◆ Data supplied ◆

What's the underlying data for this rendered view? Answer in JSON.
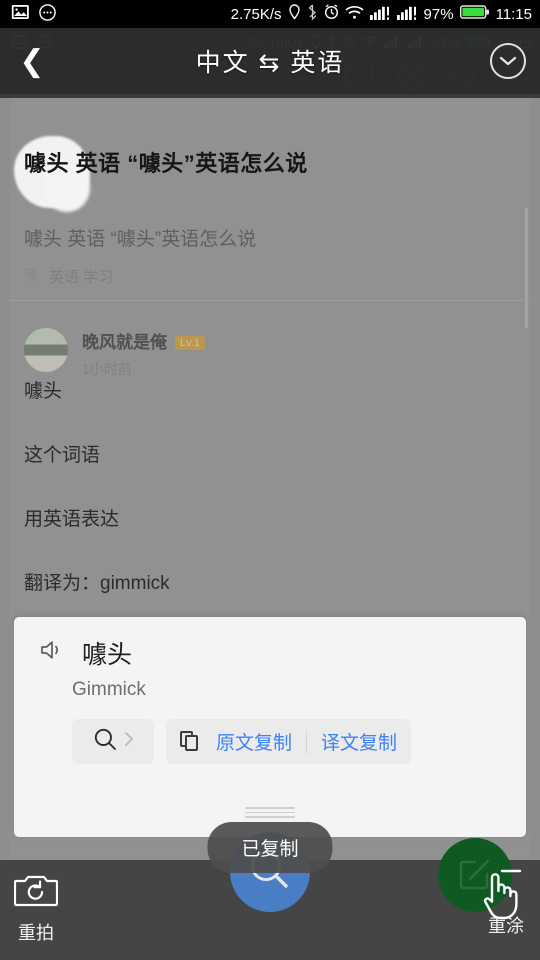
{
  "status_bar": {
    "net_speed": "2.75K/s",
    "battery_percent": "97%",
    "clock": "11:15",
    "icons": [
      "image-icon",
      "chat-icon",
      "location-icon",
      "bluetooth-icon",
      "alarm-icon",
      "wifi-icon",
      "signal-1-icon",
      "signal-2-icon",
      "battery-icon"
    ]
  },
  "underlying_app": {
    "status_speed": "29.19K/s",
    "battery_percent": "97%",
    "clock": "11:15",
    "question_title": "噱头 英语 “噱头”英语怎么说",
    "question_sub": "噱头 英语 “噱头”英语怎么说",
    "tags": "英语 学习",
    "tag_icon": "tag-icon",
    "poster_name": "晚风就是俺",
    "poster_level": "Lv.1",
    "poster_time": "1小时前",
    "answer_lines": [
      "噱头",
      "这个词语",
      "用英语表达",
      "翻译为：gimmick"
    ],
    "nav_icons": [
      "comment-icon",
      "aperture-icon",
      "star-icon",
      "more-icon"
    ]
  },
  "translate_header": {
    "back_icon": "back-chevron-icon",
    "title": "中文 ⇆ 英语",
    "collapse_icon": "chevron-down-circle-icon"
  },
  "result_card": {
    "speaker_icon": "speaker-icon",
    "source_word": "噱头",
    "translated_word": "Gimmick",
    "search_icon": "search-icon",
    "search_chevron_icon": "chevron-right-icon",
    "copy_icon": "copy-icon",
    "copy_source_label": "原文复制",
    "copy_target_label": "译文复制",
    "drag_handle_icon": "drag-handle-icon"
  },
  "toast": {
    "message": "已复制"
  },
  "bottom_bar": {
    "retake_label": "重拍",
    "retake_icon": "camera-retake-icon",
    "search_icon": "search-icon",
    "repaint_label": "重涂",
    "repaint_icon": "edit-square-icon",
    "cursor_icon": "pointing-hand-icon"
  },
  "colors": {
    "accent_blue": "#3e82f7",
    "search_blue": "#4a7ec4",
    "repaint_green": "#0f5a23",
    "level_badge": "#c79a3a",
    "battery_green": "#3ddc3d"
  }
}
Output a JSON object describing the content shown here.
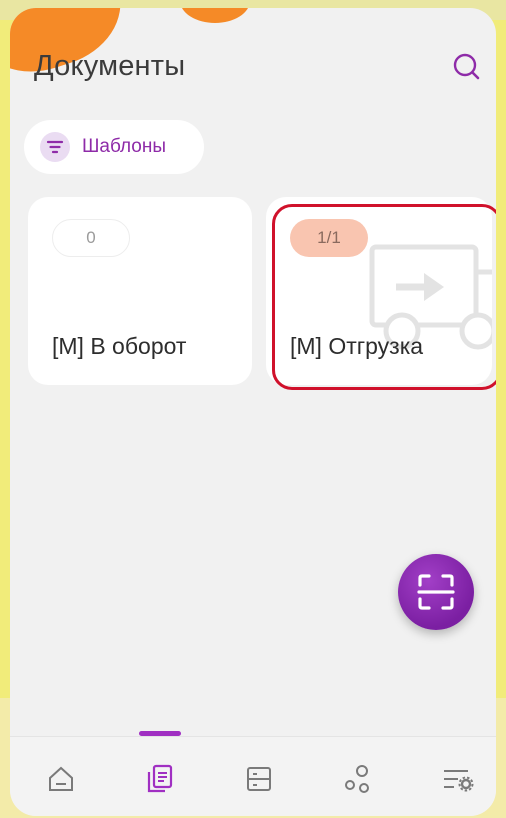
{
  "header": {
    "title": "Документы",
    "search_icon": "search-icon"
  },
  "filter_chip": {
    "label": "Шаблоны",
    "icon": "filter-icon"
  },
  "cards": [
    {
      "badge": "0",
      "label": "[M] В оборот"
    },
    {
      "badge": "1/1",
      "label": "[M] Отгрузка",
      "icon": "truck-arrow-icon"
    }
  ],
  "fab": {
    "icon": "scan-icon"
  },
  "bottom_nav": {
    "items": [
      {
        "icon": "home-icon",
        "active": false
      },
      {
        "icon": "documents-icon",
        "active": true
      },
      {
        "icon": "storage-icon",
        "active": false
      },
      {
        "icon": "nodes-icon",
        "active": false
      },
      {
        "icon": "settings-list-icon",
        "active": false
      }
    ]
  },
  "colors": {
    "accent": "#8e2ba8",
    "highlight_border": "#d0112b",
    "badge_active": "#f9c5b0",
    "background": "#f1f1f1"
  }
}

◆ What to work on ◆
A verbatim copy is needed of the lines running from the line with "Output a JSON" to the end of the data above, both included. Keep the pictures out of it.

◆ Task answer ◆
Output a JSON object describing the content shown here.
{
  "header": {
    "title": "Документы",
    "search_icon": "search-icon"
  },
  "filter_chip": {
    "label": "Шаблоны",
    "icon": "filter-icon"
  },
  "cards": [
    {
      "badge": "0",
      "label": "[M] В оборот"
    },
    {
      "badge": "1/1",
      "label": "[M] Отгрузка",
      "icon": "truck-arrow-icon"
    }
  ],
  "fab": {
    "icon": "scan-icon"
  },
  "bottom_nav": {
    "items": [
      {
        "icon": "home-icon",
        "active": false
      },
      {
        "icon": "documents-icon",
        "active": true
      },
      {
        "icon": "storage-icon",
        "active": false
      },
      {
        "icon": "nodes-icon",
        "active": false
      },
      {
        "icon": "settings-list-icon",
        "active": false
      }
    ]
  },
  "colors": {
    "accent": "#8e2ba8",
    "highlight_border": "#d0112b",
    "badge_active": "#f9c5b0",
    "background": "#f1f1f1"
  }
}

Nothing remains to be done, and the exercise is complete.